Individuals who are mentioned or whose photographs appear on this site are not necessarily Homosexual, HIV positive or have AIDS.
This blog contains pictures that may be disturbing. We have taken the liberty to present these images as evidence of the numerous accounts of homophobic violence meted out to alledged gays in Jamaica.
Faces and names witheld for the victims' protection.
This blog not only watches and covers LGBTQ issues in Jamaica and elsewhere but also general human rights and current affairs where applicable.
This blog contains HIV prevention messages that may not be appropriate for all audiences.
If you are not seeking such information or may be offended by such materials, please view labels, post list or exit.
Since HIV infection is spread primarily through sexual practices or by sharing needles, prevention messages and programs may address these topics.
This blog is not designed to provide medical care, if you are ill, please seek medical advice from a licensed practioner
Thanks so much for your kind donations and thoughts.
As for some posts, they contain enclosure links to articles, blogs and or sites for your perusal, use the snapshot feature to preview by pointing the cursor at the item(s) of interest. Such item(s) have a small white dialogue box icon appearing to their top right hand side.
Recent Homophobic Incidents
CLICK HERE for related posts/labels and HERE from the gayjamaicawatch's BLOG containing information I am aware of. If you know of any such reports or incidents please contact firstname.lastname@example.org
What to do if you are attacked (News You Can Use)
Try to reason with the attacker: Establish communication with the person. This takes a lot of courage. However, a conversation may change the intention of an attacker.

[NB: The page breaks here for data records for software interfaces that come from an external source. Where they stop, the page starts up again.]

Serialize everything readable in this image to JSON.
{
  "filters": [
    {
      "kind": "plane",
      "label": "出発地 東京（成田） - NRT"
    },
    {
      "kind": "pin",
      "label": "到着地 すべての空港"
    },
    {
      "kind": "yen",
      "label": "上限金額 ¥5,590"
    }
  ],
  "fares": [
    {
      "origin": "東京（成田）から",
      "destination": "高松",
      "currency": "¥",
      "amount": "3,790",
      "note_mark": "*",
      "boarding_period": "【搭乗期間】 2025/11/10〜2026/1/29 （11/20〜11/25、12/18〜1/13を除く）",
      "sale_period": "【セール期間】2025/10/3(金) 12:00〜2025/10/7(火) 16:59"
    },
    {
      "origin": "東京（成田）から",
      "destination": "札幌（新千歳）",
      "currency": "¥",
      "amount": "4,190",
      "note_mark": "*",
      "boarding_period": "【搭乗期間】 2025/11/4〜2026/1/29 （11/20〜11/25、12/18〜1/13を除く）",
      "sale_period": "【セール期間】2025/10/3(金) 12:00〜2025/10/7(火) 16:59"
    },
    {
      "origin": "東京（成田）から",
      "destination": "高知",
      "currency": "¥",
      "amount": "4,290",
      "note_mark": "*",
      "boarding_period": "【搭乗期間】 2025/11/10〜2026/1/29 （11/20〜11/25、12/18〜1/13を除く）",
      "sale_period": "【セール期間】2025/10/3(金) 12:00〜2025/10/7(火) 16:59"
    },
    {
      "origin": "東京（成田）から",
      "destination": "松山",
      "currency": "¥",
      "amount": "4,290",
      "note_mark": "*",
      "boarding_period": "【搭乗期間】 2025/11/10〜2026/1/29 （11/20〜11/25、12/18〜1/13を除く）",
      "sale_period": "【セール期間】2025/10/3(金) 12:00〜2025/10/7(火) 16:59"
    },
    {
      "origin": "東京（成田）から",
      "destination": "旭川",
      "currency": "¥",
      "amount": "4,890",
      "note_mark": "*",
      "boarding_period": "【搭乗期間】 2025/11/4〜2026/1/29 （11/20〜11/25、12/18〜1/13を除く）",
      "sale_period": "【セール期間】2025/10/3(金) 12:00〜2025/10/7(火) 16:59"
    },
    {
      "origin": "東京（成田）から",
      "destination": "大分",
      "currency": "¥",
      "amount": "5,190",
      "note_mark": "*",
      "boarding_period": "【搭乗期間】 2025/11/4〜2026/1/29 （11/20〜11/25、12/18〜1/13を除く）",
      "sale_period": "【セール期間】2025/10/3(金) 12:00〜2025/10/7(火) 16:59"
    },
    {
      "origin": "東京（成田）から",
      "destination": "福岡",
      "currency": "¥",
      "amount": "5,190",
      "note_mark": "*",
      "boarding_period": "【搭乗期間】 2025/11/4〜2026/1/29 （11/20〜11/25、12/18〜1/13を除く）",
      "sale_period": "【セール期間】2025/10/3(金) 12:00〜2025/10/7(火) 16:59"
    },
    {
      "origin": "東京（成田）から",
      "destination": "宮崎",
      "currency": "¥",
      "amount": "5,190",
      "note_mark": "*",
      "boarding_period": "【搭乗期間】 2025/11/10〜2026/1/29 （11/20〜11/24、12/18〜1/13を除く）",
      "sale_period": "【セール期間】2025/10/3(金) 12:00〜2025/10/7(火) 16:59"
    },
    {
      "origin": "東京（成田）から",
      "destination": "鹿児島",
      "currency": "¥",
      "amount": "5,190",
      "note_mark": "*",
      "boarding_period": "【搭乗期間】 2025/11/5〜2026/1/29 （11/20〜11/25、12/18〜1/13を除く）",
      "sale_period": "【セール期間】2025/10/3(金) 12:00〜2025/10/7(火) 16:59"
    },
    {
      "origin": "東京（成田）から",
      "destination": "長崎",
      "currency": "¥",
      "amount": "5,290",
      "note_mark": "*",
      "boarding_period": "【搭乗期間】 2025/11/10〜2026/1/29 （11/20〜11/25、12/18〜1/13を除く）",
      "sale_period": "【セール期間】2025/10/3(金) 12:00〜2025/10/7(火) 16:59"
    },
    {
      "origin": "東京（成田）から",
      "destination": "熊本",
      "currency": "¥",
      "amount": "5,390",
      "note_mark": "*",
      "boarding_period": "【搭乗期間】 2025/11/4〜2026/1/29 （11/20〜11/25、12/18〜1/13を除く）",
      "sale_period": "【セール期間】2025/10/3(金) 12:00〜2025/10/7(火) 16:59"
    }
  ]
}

Do not try anything foolish: If you know outmanoeuvring the attacker is impossible, do not try it.
Do not appear to be afraid: Look the attacker in the eye and demonstrate that you are not fearful.
This may have a psychological effect on the individual.
The police 119
Crime Stop 311
Steps to Take When Contronted or Arrested by Police
b) Only give name and address and no other information until a lawyer is present to assist
c) Try to be polite even if the scenario is tensed) Don’t do anything to aggravate the situation
e) Every complaint lodged at a police station should be filed and a receipt produced, this is not a legal requirement but an administrative one for the police to track reports
f) Never sign to a statement other than the one produced by you in the presence of the officer(s)
g) Try to capture a recording of the exchange or incident or call someone so they can hear what occurs, place on speed dial important numbers or text someone as soon as possible
h) File a civil suit if you feel your rights have been violatedi) When making a statement to the police have all or most of the facts and details together for e.g. "a car" vs. "the car" represents two different descriptions
j) Avoid having the police writing the statement on your behalf except incases of injuries, make sure what you want to say is recorded carefully, ask for a copy if it means that you have to return for it